It should be remembered that the issue of radiation-induced carcinogenesis is not without controversies. In particular, the phenomenon of radiation hormesis at low-radiation doses has attracted increasing attention . Radiation hormesis is considered to be an adaptive response to the external stress of radiation exposure and is manifested in several cell lines in the form of reduced chromosomal aberrations and increased longevity. Extrapolating risk of radiation-induced carcinogenesis is an uncertain exercise. Data on radiation carcinogenesis are mainly derived from retrospective studies, with variable patient populations exposed to variable radiation doses whose dosimetry is often uncertain. In addition, a heightened risk of second malignancies may exist in these patients.

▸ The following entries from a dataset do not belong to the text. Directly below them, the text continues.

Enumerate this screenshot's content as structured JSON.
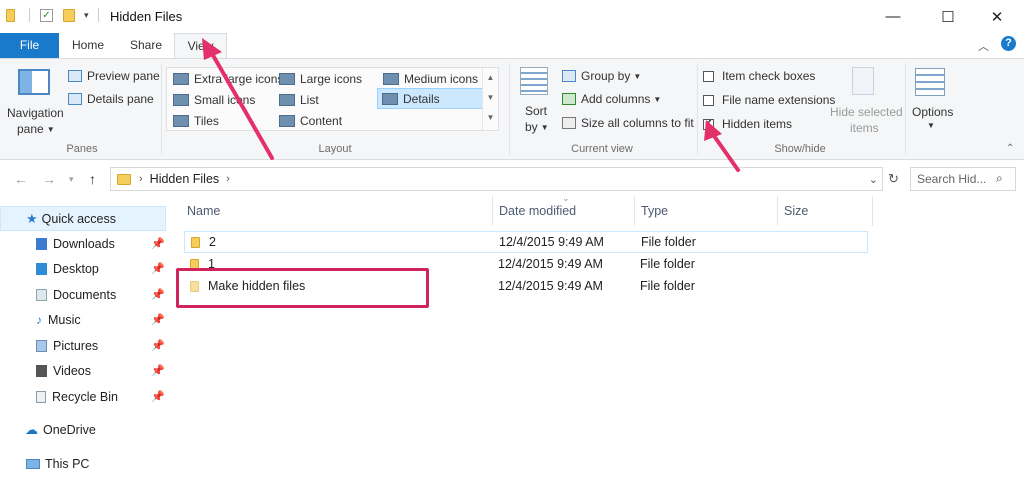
{
  "window": {
    "title": "Hidden Files",
    "controls": {
      "minimize": "—",
      "maximize": "☐",
      "close": "✕"
    }
  },
  "tabs": [
    {
      "label": "File"
    },
    {
      "label": "Home"
    },
    {
      "label": "Share"
    },
    {
      "label": "View"
    }
  ],
  "ribbon": {
    "panes": {
      "group_label": "Panes",
      "navigation_pane": [
        "Navigation",
        "pane"
      ],
      "preview_pane": "Preview pane",
      "details_pane": "Details pane"
    },
    "layout": {
      "group_label": "Layout",
      "items": [
        {
          "label": "Extra large icons"
        },
        {
          "label": "Large icons"
        },
        {
          "label": "Medium icons"
        },
        {
          "label": "Small icons"
        },
        {
          "label": "List"
        },
        {
          "label": "Details",
          "selected": true
        },
        {
          "label": "Tiles"
        },
        {
          "label": "Content"
        }
      ]
    },
    "current_view": {
      "group_label": "Current view",
      "sort_by": [
        "Sort",
        "by"
      ],
      "group_by": "Group by",
      "add_columns": "Add columns",
      "size_all_columns": "Size all columns to fit"
    },
    "show_hide": {
      "group_label": "Show/hide",
      "item_check_boxes": "Item check boxes",
      "file_name_extensions": "File name extensions",
      "hidden_items": "Hidden items",
      "hidden_items_checked": true,
      "hide_selected": [
        "Hide selected",
        "items"
      ]
    },
    "options": "Options"
  },
  "address": {
    "path": "Hidden Files",
    "search_placeholder": "Search Hid..."
  },
  "nav": {
    "quick_access": "Quick access",
    "items": [
      {
        "label": "Downloads",
        "pinned": true
      },
      {
        "label": "Desktop",
        "pinned": true
      },
      {
        "label": "Documents",
        "pinned": true
      },
      {
        "label": "Music",
        "pinned": true
      },
      {
        "label": "Pictures",
        "pinned": true
      },
      {
        "label": "Videos",
        "pinned": true
      },
      {
        "label": "Recycle Bin",
        "pinned": true
      }
    ],
    "onedrive": "OneDrive",
    "this_pc": "This PC"
  },
  "columns": {
    "name": "Name",
    "date_modified": "Date modified",
    "type": "Type",
    "size": "Size"
  },
  "files": [
    {
      "name": "2",
      "date": "12/4/2015 9:49 AM",
      "type": "File folder",
      "size": ""
    },
    {
      "name": "1",
      "date": "12/4/2015 9:49 AM",
      "type": "File folder",
      "size": ""
    },
    {
      "name": "Make hidden files",
      "date": "12/4/2015 9:49 AM",
      "type": "File folder",
      "size": ""
    }
  ],
  "colors": {
    "accent": "#1979ca",
    "annotation": "#d0245f",
    "folder": "#f5cd5b"
  }
}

In an extensive review of the literature, Suit et al. concluded that the experimentally observed heterogeneity in secondary induced-cancer risk indicates a large genetic role in determination of risk in the individual . Furthermore, due to the quite large and undefined heterogeneity in the patient populations studied, no precise quantification of the risk of radiation-induced secondary cancer is available at present . Most of the second cancer arising from irradiated volumes are not are not usually classified as radio-inducible cancers. Even if consequences in terms of second cancer are not yet a high-priority issue for radiation oncologists (comparing to the control of the cancer and the survival of patient), lowering the distant doses remains an important public health issue and a major challenge for RT in the future. A better understanding of dose distributions, inducible second cancer, for each organ, is necessary to perform dosimetry with real dose constraints to protect the development of second cancers. Also, prudence principle is required. In this goal, radiation oncologists are able to demonstrate some advantages of IMRT compared to 3D-RT.